WHAT IS NEEDED: From the records below, count the lines containing the word "lens" and give only that number.

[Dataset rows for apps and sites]
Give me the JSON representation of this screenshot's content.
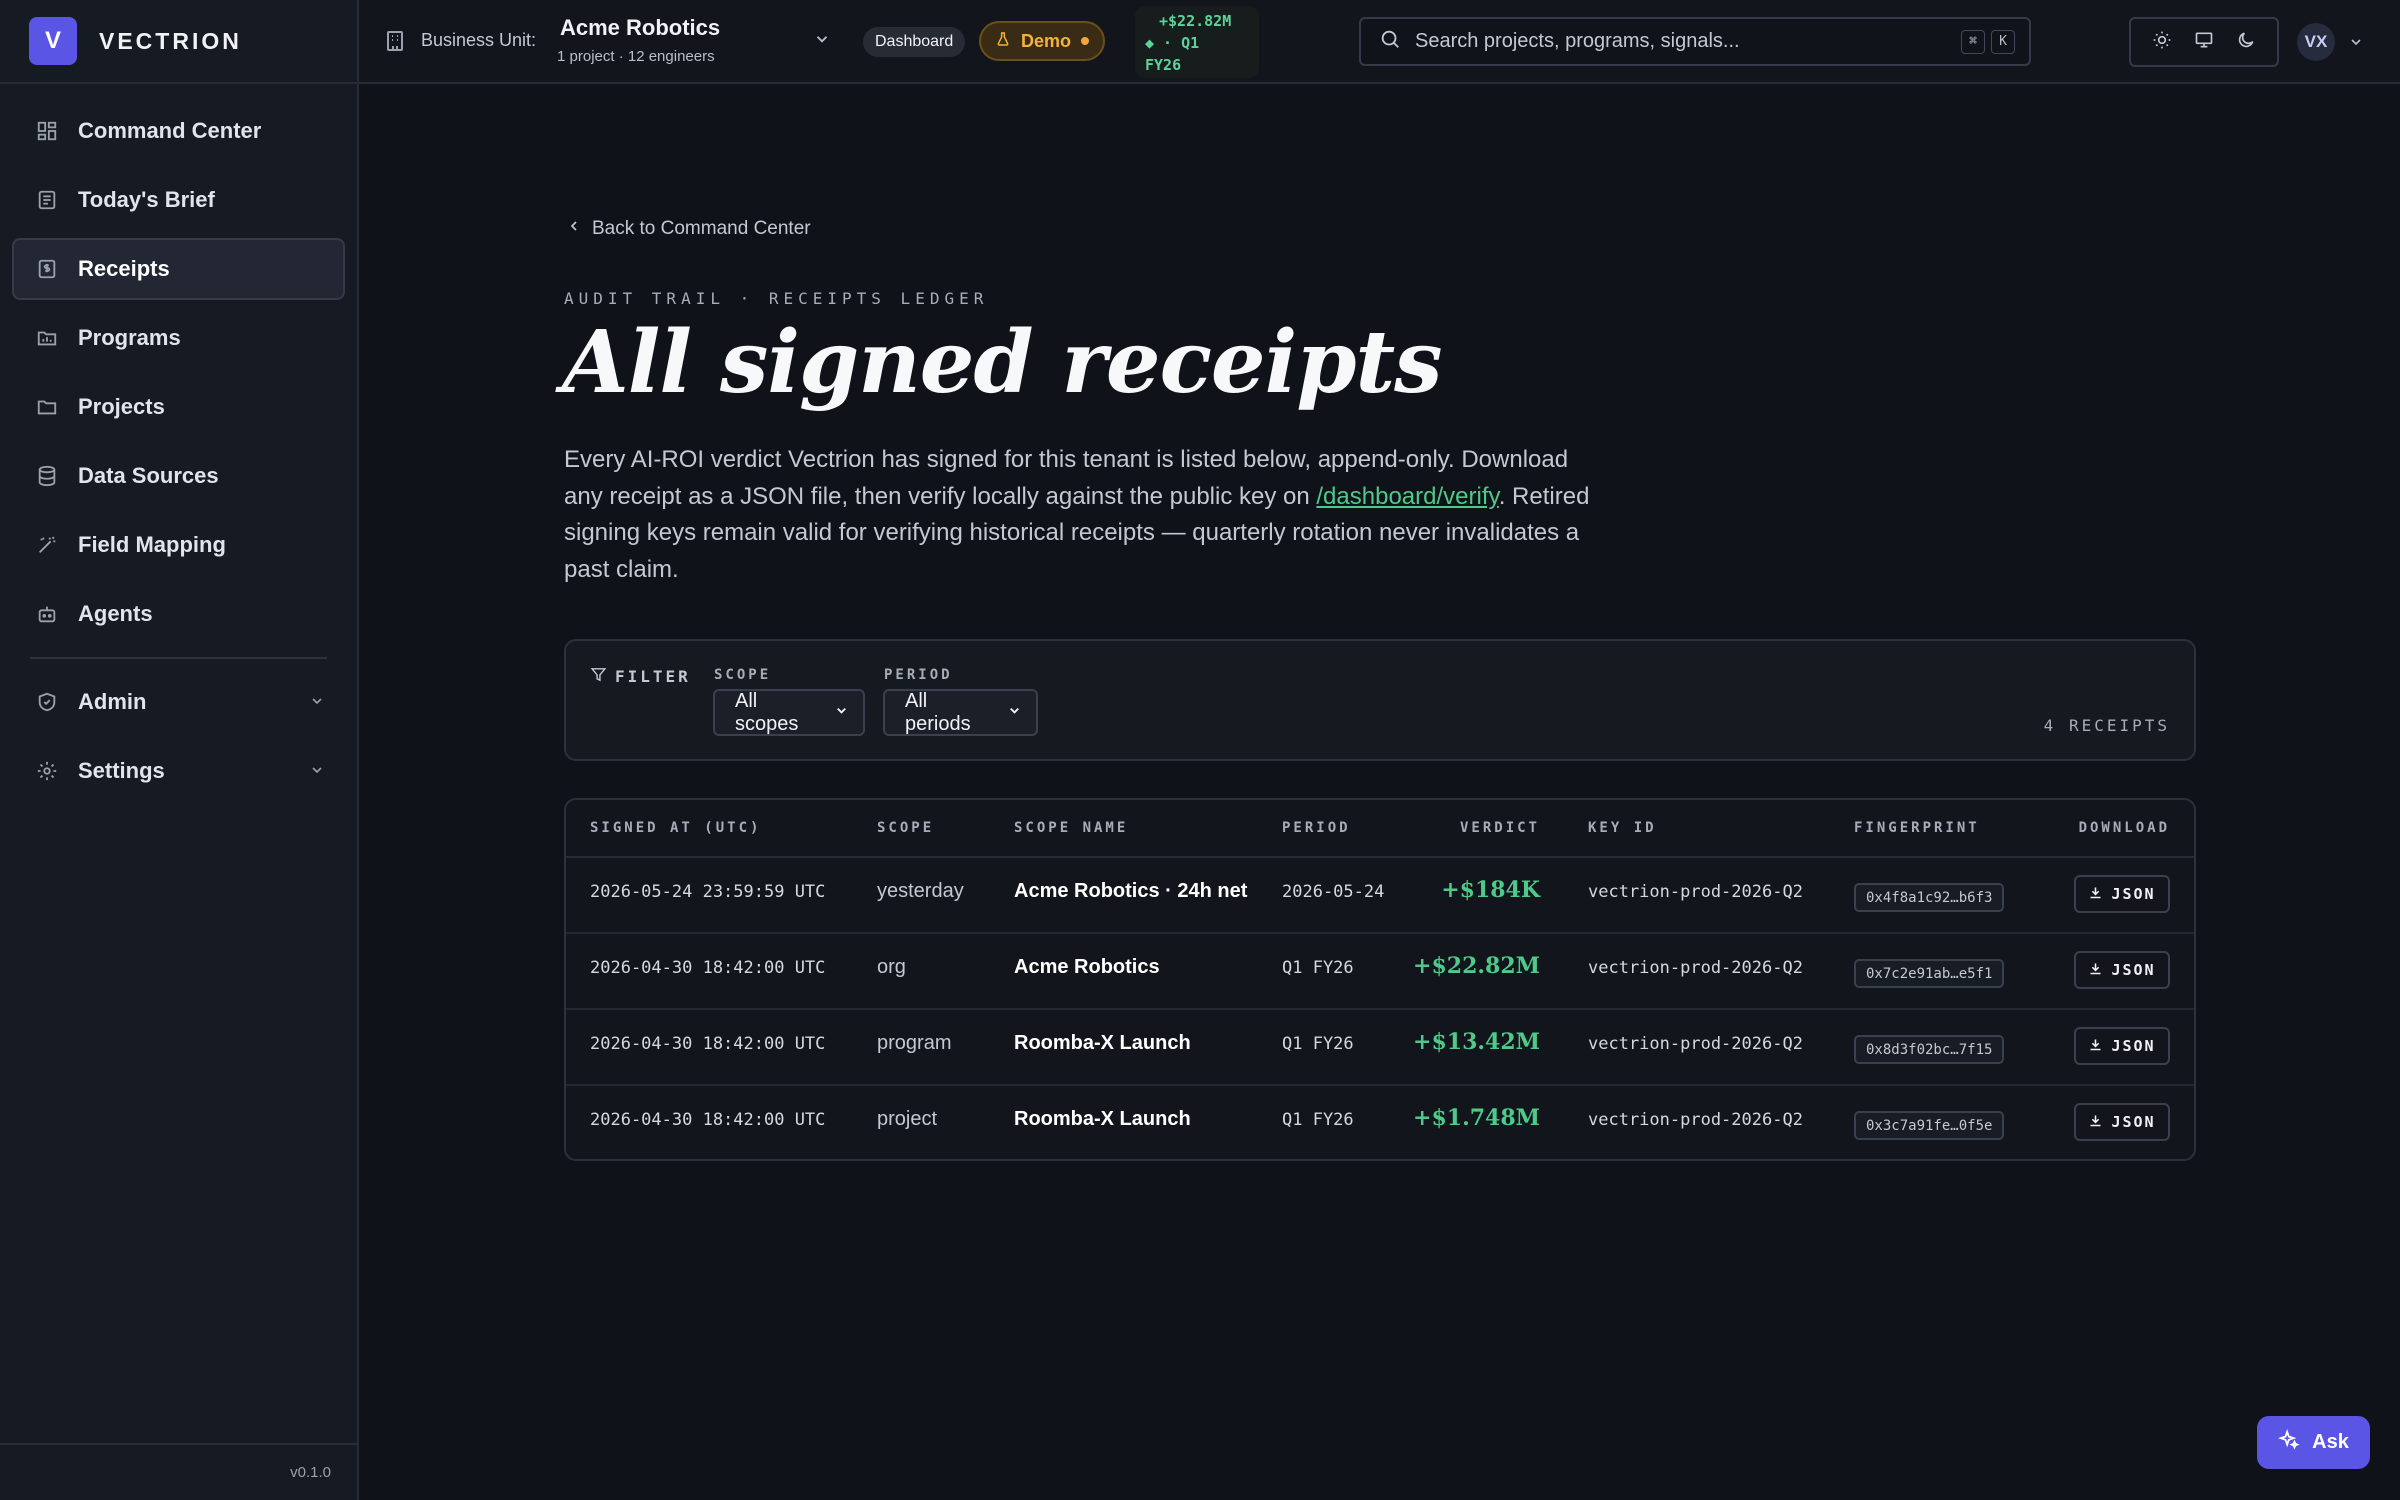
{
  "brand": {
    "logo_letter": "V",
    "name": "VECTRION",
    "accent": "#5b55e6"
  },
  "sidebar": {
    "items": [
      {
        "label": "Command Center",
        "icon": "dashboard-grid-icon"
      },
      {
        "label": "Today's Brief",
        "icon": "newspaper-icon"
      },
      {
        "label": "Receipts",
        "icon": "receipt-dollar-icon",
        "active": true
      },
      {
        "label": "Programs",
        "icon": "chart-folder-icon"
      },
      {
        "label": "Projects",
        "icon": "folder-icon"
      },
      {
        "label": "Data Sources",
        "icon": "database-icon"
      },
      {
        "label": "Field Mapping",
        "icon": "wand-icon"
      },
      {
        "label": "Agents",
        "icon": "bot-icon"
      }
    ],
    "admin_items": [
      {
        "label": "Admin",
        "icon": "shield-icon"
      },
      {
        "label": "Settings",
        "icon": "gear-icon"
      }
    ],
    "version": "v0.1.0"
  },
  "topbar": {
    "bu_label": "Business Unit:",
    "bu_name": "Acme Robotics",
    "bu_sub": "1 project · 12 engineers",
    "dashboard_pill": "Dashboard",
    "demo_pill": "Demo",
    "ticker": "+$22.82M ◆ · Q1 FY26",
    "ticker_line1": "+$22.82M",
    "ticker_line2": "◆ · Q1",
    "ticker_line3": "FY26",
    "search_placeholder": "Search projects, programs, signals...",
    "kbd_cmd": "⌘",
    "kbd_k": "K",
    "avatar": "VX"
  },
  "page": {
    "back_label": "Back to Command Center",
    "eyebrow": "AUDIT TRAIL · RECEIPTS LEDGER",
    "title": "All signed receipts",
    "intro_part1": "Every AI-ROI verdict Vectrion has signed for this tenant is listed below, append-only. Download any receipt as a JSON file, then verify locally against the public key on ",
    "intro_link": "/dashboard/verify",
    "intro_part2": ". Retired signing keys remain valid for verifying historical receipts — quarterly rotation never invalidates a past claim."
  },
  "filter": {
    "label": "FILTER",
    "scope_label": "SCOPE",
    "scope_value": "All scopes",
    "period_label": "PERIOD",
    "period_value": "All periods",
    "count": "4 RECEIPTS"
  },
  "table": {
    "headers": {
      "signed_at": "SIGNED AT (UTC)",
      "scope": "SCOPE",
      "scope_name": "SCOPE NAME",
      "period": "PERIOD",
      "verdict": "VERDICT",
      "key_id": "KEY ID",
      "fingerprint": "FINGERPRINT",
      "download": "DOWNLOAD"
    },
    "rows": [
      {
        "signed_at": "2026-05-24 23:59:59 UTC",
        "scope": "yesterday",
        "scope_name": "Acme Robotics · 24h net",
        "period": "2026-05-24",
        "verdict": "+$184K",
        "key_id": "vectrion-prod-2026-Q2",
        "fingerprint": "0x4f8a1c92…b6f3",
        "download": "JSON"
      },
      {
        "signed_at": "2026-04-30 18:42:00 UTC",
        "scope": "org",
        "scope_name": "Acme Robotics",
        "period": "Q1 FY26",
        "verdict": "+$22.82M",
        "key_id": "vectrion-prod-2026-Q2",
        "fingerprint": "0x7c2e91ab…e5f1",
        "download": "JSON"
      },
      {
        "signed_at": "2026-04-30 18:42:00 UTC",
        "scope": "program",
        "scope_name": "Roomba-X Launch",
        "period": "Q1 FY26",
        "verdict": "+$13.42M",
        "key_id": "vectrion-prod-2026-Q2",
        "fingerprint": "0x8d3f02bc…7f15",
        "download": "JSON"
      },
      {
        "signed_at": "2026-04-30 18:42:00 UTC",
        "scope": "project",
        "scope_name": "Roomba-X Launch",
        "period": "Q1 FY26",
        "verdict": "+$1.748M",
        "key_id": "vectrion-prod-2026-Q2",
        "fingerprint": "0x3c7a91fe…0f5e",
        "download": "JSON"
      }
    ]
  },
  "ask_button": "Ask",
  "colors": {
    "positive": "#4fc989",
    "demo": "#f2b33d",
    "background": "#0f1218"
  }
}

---

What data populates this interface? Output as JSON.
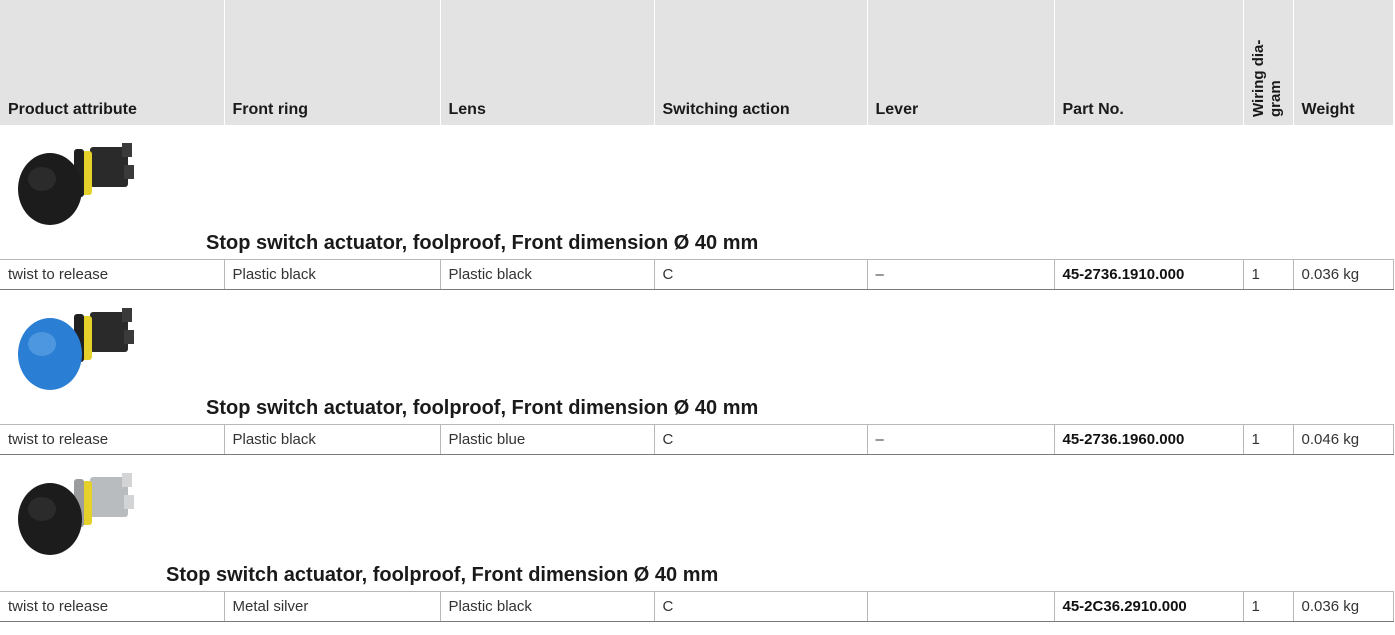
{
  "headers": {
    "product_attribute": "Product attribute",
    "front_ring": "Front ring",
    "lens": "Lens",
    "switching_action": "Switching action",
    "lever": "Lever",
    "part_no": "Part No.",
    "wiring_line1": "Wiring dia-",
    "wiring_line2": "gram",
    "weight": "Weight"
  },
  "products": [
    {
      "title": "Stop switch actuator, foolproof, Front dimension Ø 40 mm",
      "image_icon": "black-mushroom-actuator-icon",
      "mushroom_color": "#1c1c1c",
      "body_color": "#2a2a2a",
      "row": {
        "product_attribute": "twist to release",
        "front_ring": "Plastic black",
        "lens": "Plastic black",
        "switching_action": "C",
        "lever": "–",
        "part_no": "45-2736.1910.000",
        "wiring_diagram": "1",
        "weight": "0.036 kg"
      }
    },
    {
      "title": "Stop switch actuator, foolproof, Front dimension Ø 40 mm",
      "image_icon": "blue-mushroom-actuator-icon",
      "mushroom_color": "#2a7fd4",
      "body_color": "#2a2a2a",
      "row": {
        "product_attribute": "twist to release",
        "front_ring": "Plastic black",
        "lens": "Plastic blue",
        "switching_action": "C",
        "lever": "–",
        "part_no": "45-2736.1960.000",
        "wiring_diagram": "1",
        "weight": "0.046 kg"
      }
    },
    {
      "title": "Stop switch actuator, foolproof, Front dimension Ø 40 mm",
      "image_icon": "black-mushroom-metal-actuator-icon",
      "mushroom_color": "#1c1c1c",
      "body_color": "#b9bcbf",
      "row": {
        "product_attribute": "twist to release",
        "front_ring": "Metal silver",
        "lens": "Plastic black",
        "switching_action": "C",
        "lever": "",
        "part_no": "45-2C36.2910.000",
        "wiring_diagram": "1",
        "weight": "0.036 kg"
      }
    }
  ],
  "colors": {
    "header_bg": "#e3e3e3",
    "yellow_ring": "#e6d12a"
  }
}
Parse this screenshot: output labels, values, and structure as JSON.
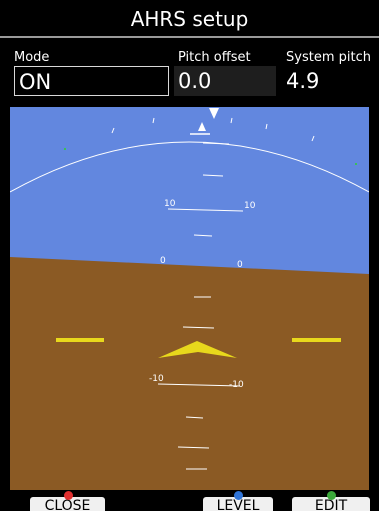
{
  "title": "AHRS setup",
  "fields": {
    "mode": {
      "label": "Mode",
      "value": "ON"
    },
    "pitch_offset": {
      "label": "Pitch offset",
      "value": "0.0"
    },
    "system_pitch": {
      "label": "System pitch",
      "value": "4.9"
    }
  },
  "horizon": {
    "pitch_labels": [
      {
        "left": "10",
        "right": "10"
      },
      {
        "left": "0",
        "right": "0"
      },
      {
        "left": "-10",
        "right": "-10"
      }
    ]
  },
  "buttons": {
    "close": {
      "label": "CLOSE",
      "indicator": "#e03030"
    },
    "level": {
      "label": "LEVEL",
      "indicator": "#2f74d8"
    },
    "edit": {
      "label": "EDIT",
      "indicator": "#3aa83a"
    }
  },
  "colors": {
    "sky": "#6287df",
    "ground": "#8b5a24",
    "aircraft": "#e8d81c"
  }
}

EXERCISE RESPONSE: 4